En español | A House of Representatives committee on Wednesday approved a bill reauthorizing a landmark law that for more than 50 years has helped millions of older Americans stay in their homes by providing services such as Meals on Wheels, support for family caregivers and transportation.
The Dignity in Aging Act of 2019, introduced on Monday by three Democratic and three Republican representatives, would extend the Older Americans Act (OAA) for five years and increases funding for its programs by 7 percent in federal fiscal year 2020 and by 6 percent in each year from 2021 to 2024. The Education and Labor Committee, by a unanimous voice vote, agreed to send the measure to the full House. A similar bill is expected to be introduced in the Senate later this year.
The OAA, which was passed in 1965 — the same year Congress enacted Medicare, Medicaid and the Civil Rights Act — expires on Sept. 30. AARP founder Ethel Percy Andrus was at President Johnson’s side when he signed the OAA into law. The legislation provides money to each state based on its share of the country’s older Americans and helps about 11 million people over the age of 60 every year.
“Giving Americans the support they need to live at home with independence and dignity has always been a bedrock goal of OAA, and it has been remarkably successful,” Bill Sweeney, AARP senior vice president for government affairs, said in a letter to committee leaders. The bipartisan bill was introduced by Reps. Suzanne Bonamici (D-Ore.), Elise Stefanik (R-N.Y.), Susie Lee (D-Nev.), James Comer (R-Ky.), Susan Wild (D-Pa.) and Dusty Johnson (R-S.D.).
Along with providing more funding for the OAA, Bonamici’s measure would increase the emphasis on services that help older Americans deal with social isolation. It would also extend the RAISE Family Caregivers Act, which requires the federal government to create a nationwide strategy to support family caregiving. Plus, it would strengthen the National Family Caregiver Support Program, which provides family caregivers with vital respite care for their loved ones, as well as education, training and other support.
“For many older Americans, the key to being able to stay in their own homes is the dedication and commitment of family caregivers,” Sweeney stated. “An estimated 40 million family caregivers provide a staggering $470 billion annually in unpaid care to their loved ones. By supporting family caregivers, we can help people stay at home, helping to delay or prevent more costly nursing home care and unnecessary hospitalizations.”

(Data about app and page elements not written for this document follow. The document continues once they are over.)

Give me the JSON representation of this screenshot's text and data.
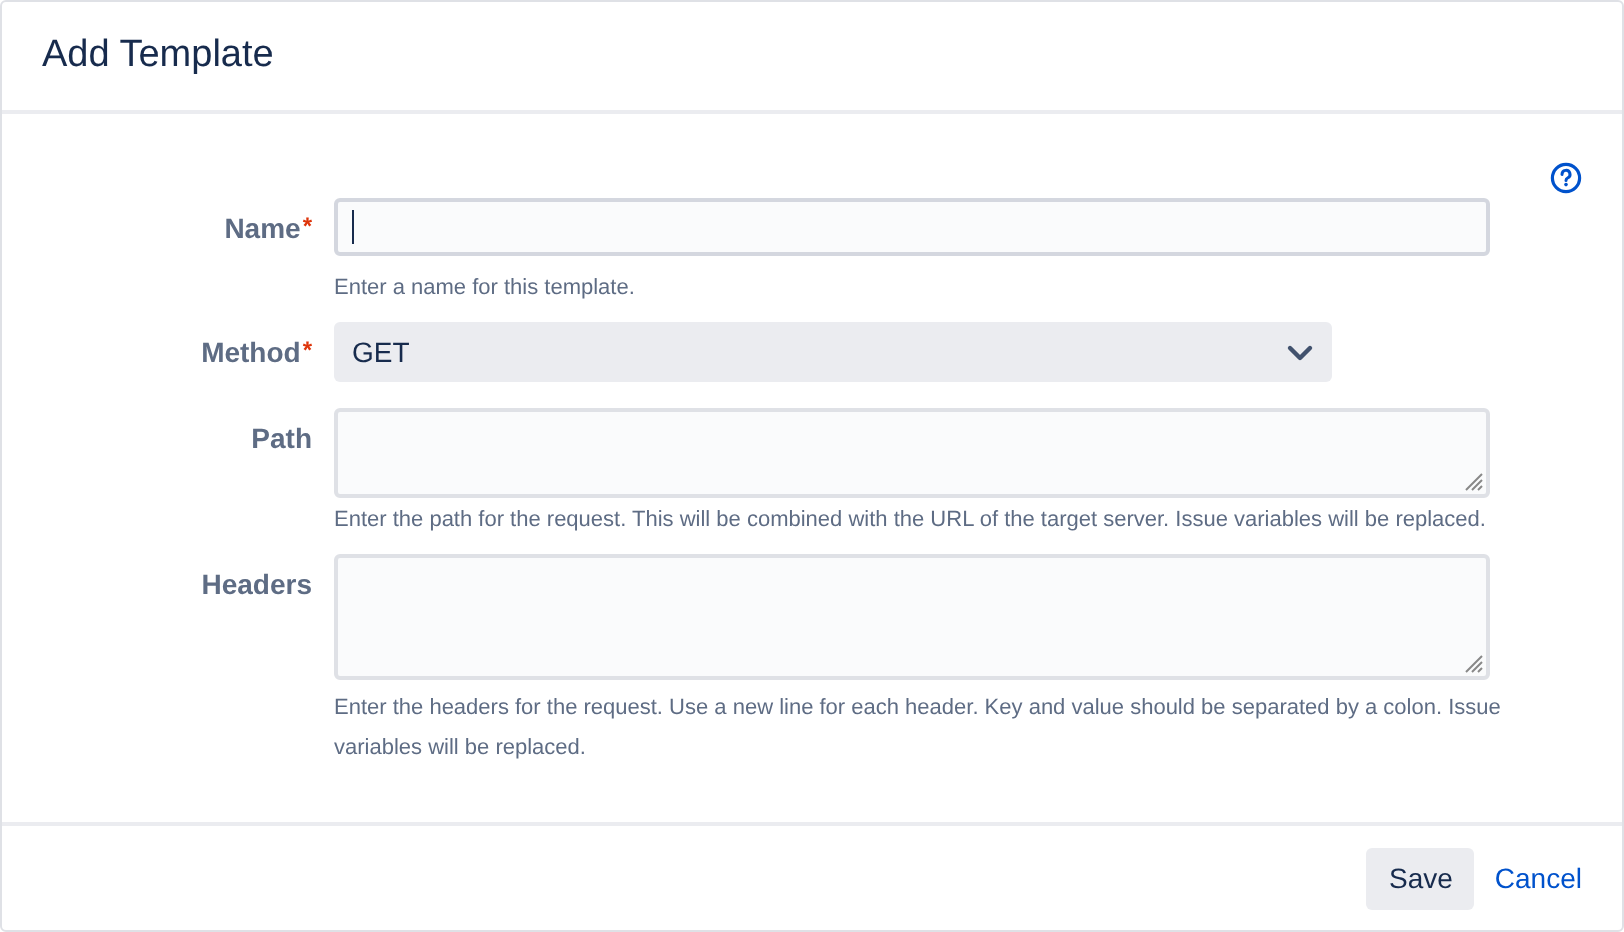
{
  "dialog": {
    "title": "Add Template"
  },
  "fields": [
    {
      "kind": "text",
      "label": "Name",
      "required_mark": "*",
      "focused": true,
      "description": "Enter a name for this template."
    },
    {
      "kind": "select",
      "label": "Method",
      "required_mark": "*",
      "value": "GET"
    },
    {
      "kind": "textarea",
      "label": "Path",
      "focused": false,
      "tall": false,
      "description": "Enter the path for the request. This will be combined with the URL of the target server. Issue variables will be replaced."
    },
    {
      "kind": "textarea",
      "label": "Headers",
      "focused": false,
      "tall": true,
      "description": "Enter the headers for the request. Use a new line for each header. Key and value should be separated by a colon. Issue variables will be replaced."
    }
  ],
  "buttons": [
    {
      "kind": "primary",
      "label": "Save"
    },
    {
      "kind": "link",
      "label": "Cancel"
    }
  ]
}
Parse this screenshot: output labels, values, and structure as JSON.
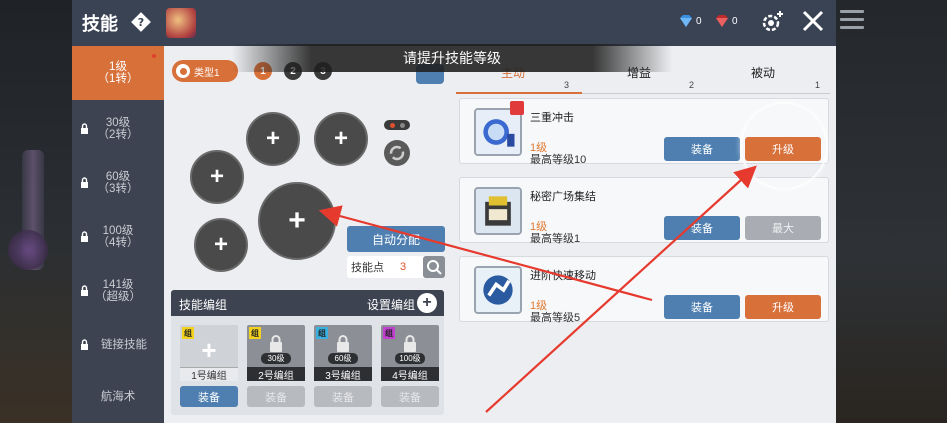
{
  "header": {
    "title": "技能",
    "currency": [
      {
        "value": "0",
        "color": "#3a8fe0"
      },
      {
        "value": "0",
        "color": "#e03a3a"
      }
    ]
  },
  "sidebar": {
    "items": [
      {
        "line1": "1级",
        "line2": "（1转）",
        "locked": false,
        "active": true
      },
      {
        "line1": "30级",
        "line2": "（2转）",
        "locked": true,
        "active": false
      },
      {
        "line1": "60级",
        "line2": "（3转）",
        "locked": true,
        "active": false
      },
      {
        "line1": "100级",
        "line2": "（4转）",
        "locked": true,
        "active": false
      },
      {
        "line1": "141级",
        "line2": "（超级）",
        "locked": true,
        "active": false
      },
      {
        "line1": "链接技能",
        "line2": "",
        "locked": true,
        "active": false
      },
      {
        "line1": "航海术",
        "line2": "",
        "locked": false,
        "active": false
      }
    ]
  },
  "middle": {
    "type_label": "类型1",
    "pages": [
      "1",
      "2",
      "3"
    ],
    "auto_assign_label": "自动分配",
    "skill_points_label": "技能点",
    "skill_points_value": "3",
    "group": {
      "title": "技能编组",
      "settings_label": "设置编组",
      "slots": [
        {
          "caption": "1号编组",
          "level": "",
          "locked": false,
          "button": "装备"
        },
        {
          "caption": "2号编组",
          "level": "30级",
          "locked": true,
          "button": "装备"
        },
        {
          "caption": "3号编组",
          "level": "60级",
          "locked": true,
          "button": "装备"
        },
        {
          "caption": "4号编组",
          "level": "100级",
          "locked": true,
          "button": "装备"
        }
      ],
      "tag_colors": [
        "#f2d21f",
        "#f2d21f",
        "#3ab0e0",
        "#c040d0"
      ]
    }
  },
  "banner": "请提升技能等级",
  "tabs": [
    {
      "label": "主动",
      "count": "3",
      "active": true
    },
    {
      "label": "增益",
      "count": "2",
      "active": false
    },
    {
      "label": "被动",
      "count": "1",
      "active": false
    }
  ],
  "skills": [
    {
      "name": "三重冲击",
      "level": "1级",
      "max": "最高等级10",
      "equip": "装备",
      "upgrade": "升级",
      "maxed": false
    },
    {
      "name": "秘密广场集结",
      "level": "1级",
      "max": "最高等级1",
      "equip": "装备",
      "upgrade": "最大",
      "maxed": true
    },
    {
      "name": "进阶快速移动",
      "level": "1级",
      "max": "最高等级5",
      "equip": "装备",
      "upgrade": "升级",
      "maxed": false
    }
  ],
  "colors": {
    "accent": "#d8703a",
    "button_blue": "#4e7fb0",
    "annotation_red": "#e63a2e"
  }
}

While Sept. 30 is the deadline for reauthorizing the Older Americans Act, if Congress fails to make a move that doesn’t mean that funding for programs like Meals on Wheels and caregiver supports will be cut off immediately. Historically, Congress has provided money for such programs even when the reauthorizations have lagged behind.